“Genre remains important. We can read the gigantic Chicago phone book as a poem celebrating shared humanity, as an ode to ethnic diversity, as a sonnet on the relevance of facts and figures, or as the meta-story of the hidden identities of the Chicago mafia. As interesting as such literary games might be, they would miss the point of the book. If we accept that the Book of Acts is a short historical monograph, or apologetic historiography, or a ‘lively political theology in its time,’ or a biography, or a ‘biographical history of important developments in earliest Christianity,’ historical questions are an integral, indeed foundational part of Luke’s concerns. Scholars who do not want to engage historical reality of the first century should, perhaps, seek other objects of inquiry than the Acts of the Apostles.”

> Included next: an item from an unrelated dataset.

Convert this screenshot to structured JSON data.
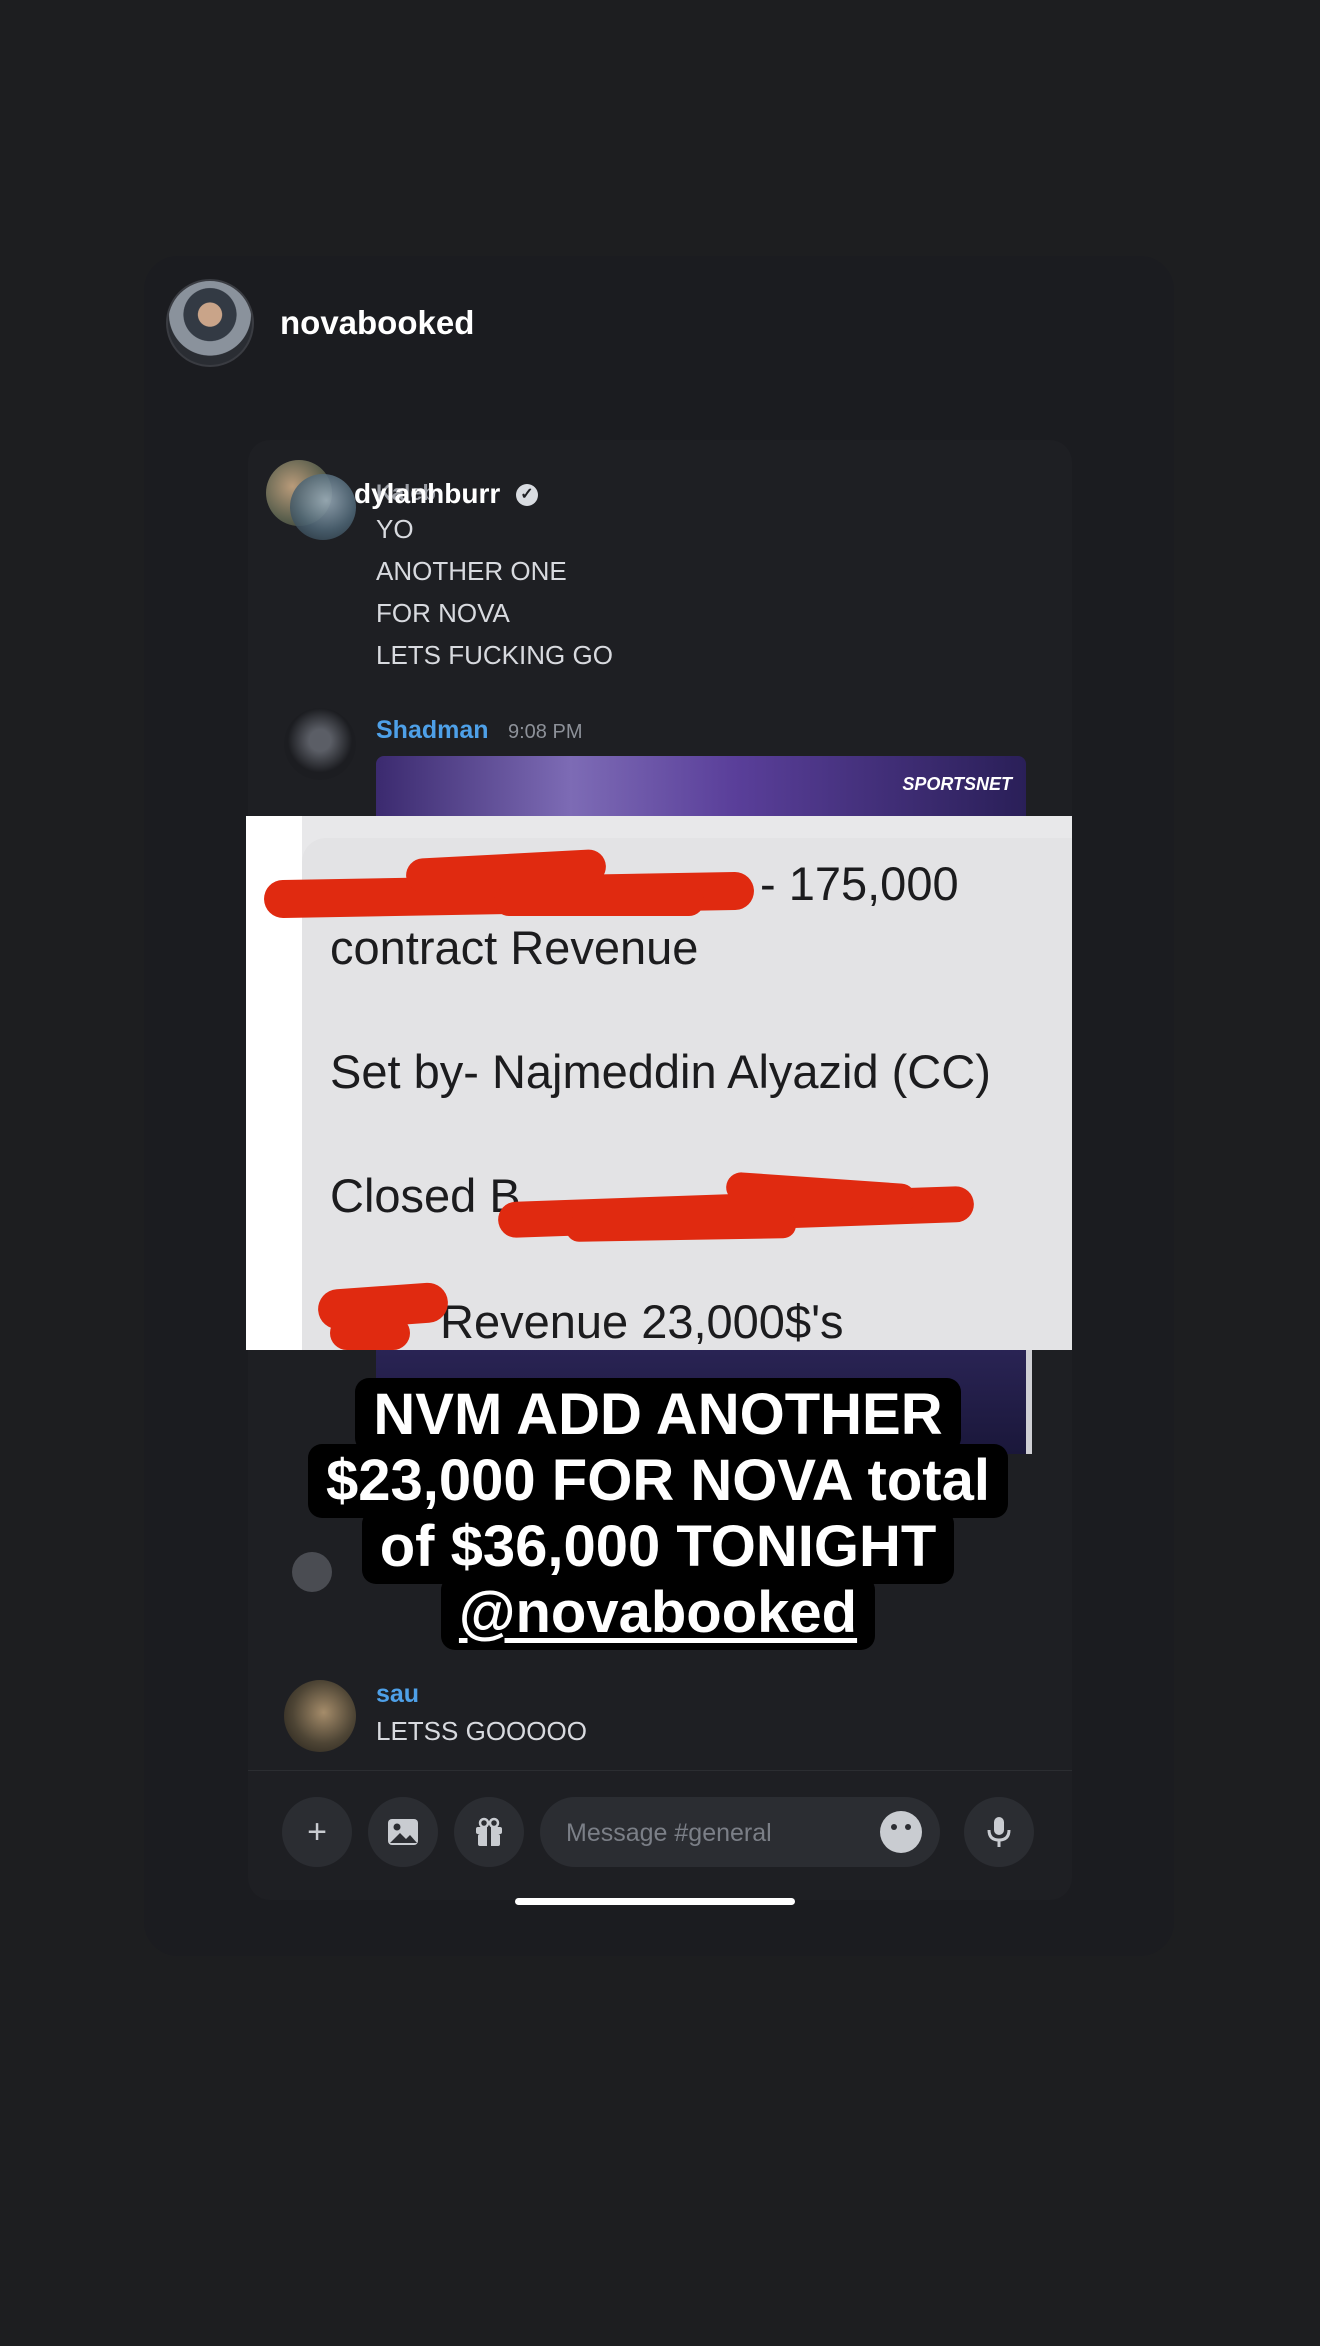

Eckhard J. Schnabel, “Fads and Commen Sense: Reading Acts in the First Century and Reading Acts Today,” Journal of the Evangelical Theological Society 54 (2011): 257–8.